He was a cousin of another generation, younger than the first batch of us. I remember him as a baby and then as an adult home from the service because he was sick, they said, and then diagnosed with ALS, Amyotrophic Lateral Sclerosis.What I knew about him I learned from his mother, my aunt. She said he loved life and I often wondered how could he love a life that offered him so little. Then I thought about the circle around him, of friends and family, what a gift. I know of some, with two good legs and arms and hands that work just fine, and yet they live solitary lives, with no one to love them, or worry about them, no one to pray for relief if they were to suffer serious illness. They are empty people. I don’t have a clue what his family has been through but all I do know is that my cousin was a lucky man to have the family and friends he did.
I must confess I have told his story many times, particularly at work. When someone would complain, sometimes about the stupidest stuff, like simple aches and pains, and even more serious issues, I’d tell them about my cousin who was not able to do much more than blink his eyelids; how much he’d love for a leg with a knee that hurts, or achy arms and hands that could turn a car key, hold a spoon or touch the one he loves. They always shut up after I told my cousin’s story. And, many times I’ve had to remind myself that what I considered a limitation he would have thought of as freedom.
My cousin died today. His life showed me how to live.

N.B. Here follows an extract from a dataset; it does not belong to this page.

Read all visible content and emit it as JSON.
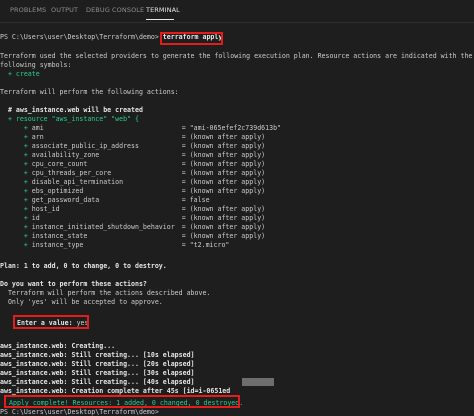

Rest in peace…no I take that back…don’t rest. Raise hell, run, dance, sing loud and take in the life in heaven you never got to live here on earth.